For lesions on the antihelix, raise a 3-sided flap that is approximately 25 mm wide and 15 mm long, with its attached margin directed toward the helix. Expose the perichondrium-covered cartilage, and excise cartilage with a scalpel until all edges are smooth to touch. Obtain hemostasis, and reapproximate and suture the flap. Conservation of the normal tissue is important for esthetic outcome. [26]

Another variation for treating lesions on the antihelix involves excising the affected cartilage and then closing the defect with bilateral advancement flaps that are based inferiorly and superiorly along the antihelix. [27]

Rajan et al reported a novel approach to the surgical treatment of chondrodermatitis for small, localized lesions. The area is anesthetized with 1% lidocaine with epinephrine. A punch biopsy instrument is used, the diameter of which is such that the lesion is encompassed by the punch. The punch is applied perpendicular to the skin surface and advanced until a deep punch of the underlying cartilage is cut. The specimen of skin is excised and sent for histopathological evaluation. The posterior auricular donor site is chosen for reasonable skin color match. The same size punch tool is used to harvest the full-thickness skin graft, and the donor site is closed with interrupted sutures. The graft is sutured with 6-0 suture after proper preparation of the graft. [28]

Cognetta et al described the "triangular window technique," which combines surgical treatment and biopsy in the same procedure. A triangular-shaped incision is made around the affected cartilage (the apex directed posteriorly with the wide base hinge located at the anterior helical rim). The affected cartilage is removed and the triangular-shaped skin is sutured to its original position. A 2-mm punch biopsy is then taken in the center of the cutaneous triangular window to be submitted to pathology and to serve as a "weep hole" for any drainage. [29]

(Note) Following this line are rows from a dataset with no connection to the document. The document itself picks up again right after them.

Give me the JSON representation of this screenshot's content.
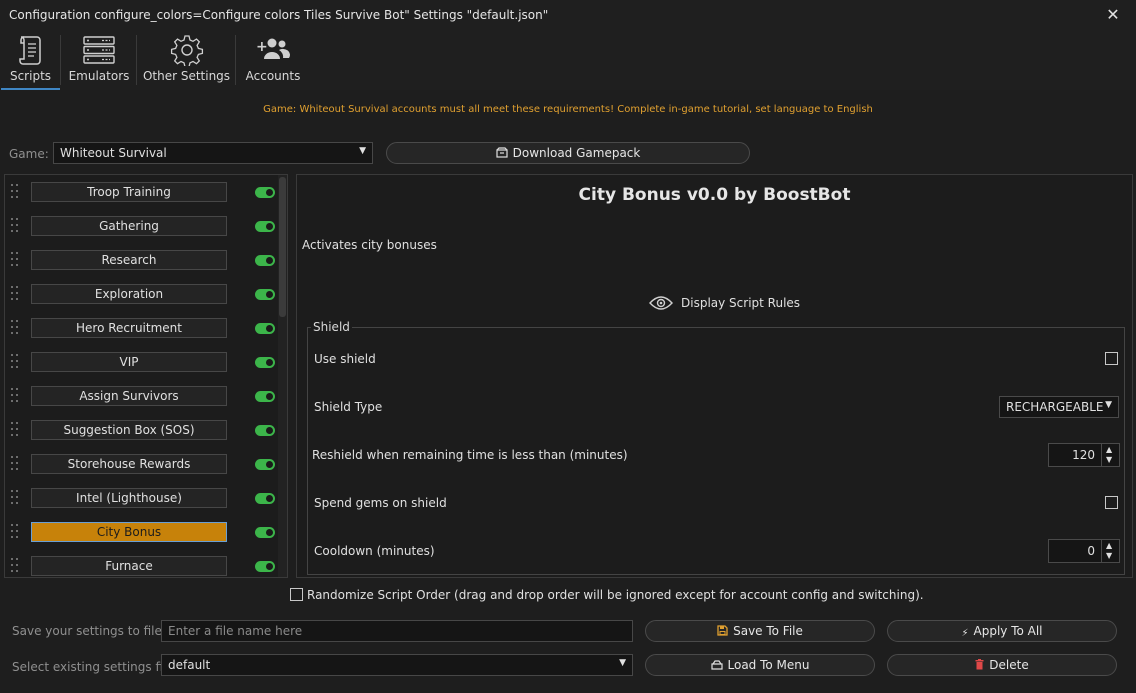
{
  "window": {
    "title": "Configuration configure_colors=Configure colors Tiles Survive Bot\" Settings \"default.json\"",
    "close_glyph": "✕"
  },
  "tabs": [
    {
      "label": "Scripts",
      "icon": "scroll-icon",
      "active": true
    },
    {
      "label": "Emulators",
      "icon": "server-icon",
      "active": false
    },
    {
      "label": "Other Settings",
      "icon": "gear-icon",
      "active": false
    },
    {
      "label": "Accounts",
      "icon": "add-user-icon",
      "active": false
    }
  ],
  "requirements": "Game: Whiteout Survival accounts must all meet these requirements! Complete in-game tutorial, set language to English",
  "game": {
    "label": "Game:",
    "selected": "Whiteout Survival",
    "download_label": "Download Gamepack"
  },
  "scripts": [
    {
      "label": "Troop Training",
      "enabled": true,
      "selected": false
    },
    {
      "label": "Gathering",
      "enabled": true,
      "selected": false
    },
    {
      "label": "Research",
      "enabled": true,
      "selected": false
    },
    {
      "label": "Exploration",
      "enabled": true,
      "selected": false
    },
    {
      "label": "Hero Recruitment",
      "enabled": true,
      "selected": false
    },
    {
      "label": "VIP",
      "enabled": true,
      "selected": false
    },
    {
      "label": "Assign Survivors",
      "enabled": true,
      "selected": false
    },
    {
      "label": "Suggestion Box (SOS)",
      "enabled": true,
      "selected": false
    },
    {
      "label": "Storehouse Rewards",
      "enabled": true,
      "selected": false
    },
    {
      "label": "Intel (Lighthouse)",
      "enabled": true,
      "selected": false
    },
    {
      "label": "City Bonus",
      "enabled": true,
      "selected": true
    },
    {
      "label": "Furnace",
      "enabled": true,
      "selected": false
    }
  ],
  "detail": {
    "title": "City Bonus v0.0 by BoostBot",
    "description": "Activates city bonuses",
    "rules_label": "Display Script Rules",
    "group_title": "Shield",
    "options": {
      "use_shield": {
        "label": "Use shield",
        "checked": false
      },
      "shield_type": {
        "label": "Shield Type",
        "value": "RECHARGEABLE"
      },
      "reshield": {
        "label": "Reshield when remaining time is less than (minutes)",
        "value": "120"
      },
      "spend_gems": {
        "label": "Spend gems on shield",
        "checked": false
      },
      "cooldown": {
        "label": "Cooldown (minutes)",
        "value": "0"
      }
    }
  },
  "randomize": {
    "label": "Randomize Script Order (drag and drop order will be ignored except for account config and switching).",
    "checked": false
  },
  "save": {
    "label": "Save your settings to file",
    "placeholder": "Enter a file name here",
    "save_button": "Save To File",
    "apply_button": "Apply To All"
  },
  "load": {
    "label": "Select existing settings file",
    "selected": "default",
    "load_button": "Load To Menu",
    "delete_button": "Delete"
  },
  "colors": {
    "accent": "#3f86c4",
    "selected_script": "#c7820a",
    "toggle_on": "#3cb54a",
    "warning_text": "#e0a030",
    "delete_icon": "#e04848",
    "save_icon": "#e0a030"
  }
}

In addition, Affleck, in an editorial comment, reiterates that full wedge excision of chondrodermatitis nodularis is often not necessary and can be avoided in favor of more conservative excision. [30] Conservative excision of the helical rim allows for repair with a chondrocutaneous helical rim advancement flap, as described by Ramsey et al, which leads to superior esthetic outcome and simpler reconstruction for helical rim defects. [31]

These simple surgical procedures provide excellent curative, functional, and cosmetic results with low morbidity and recurrence rates. If the disease recurs, the procedures may be repeated without causing deformity to the ear.

A series of surgical images from a single patient is below.

Chondrodermatitis nodularis chronica helicis on th Chondrodermatitis nodularis chronica helicis on the antihelix.
Taken during surgery, this photo demonstrates refl Taken during surgery, this photo demonstrates reflection of the skin, which reveals the underlying perichondrium and cartilage. After the cartilage is removed, the flap is reapproximated and sutured.
Taken 6 months after surgery. Taken 6 months after surgery.


Dermatologists, dermatologic surgeons, and Mohs micrographic surgeons are knowledgeable about this condition and the treatments described above.



If trauma, pressure necrosis, cold, or sun exposure is suspected as an exacerbating factor, then reduction of exposure is beneficial. If the patient sleeps on the affected side, then changing sides or using pressure-relieving pillows or pads may be helpful. Such measures often are difficult for the patient, and surgery may be the desired alternative.



While surgical intervention is a mainstay of therapy, multiple surgeries may be necessary. At times, removal of underlying protuberant cartilage results in adjacent protuberances that can be site(s) of recurrence of chondrodermatitis nodularis chronica helicis (CNH), owing to a change in pressure points.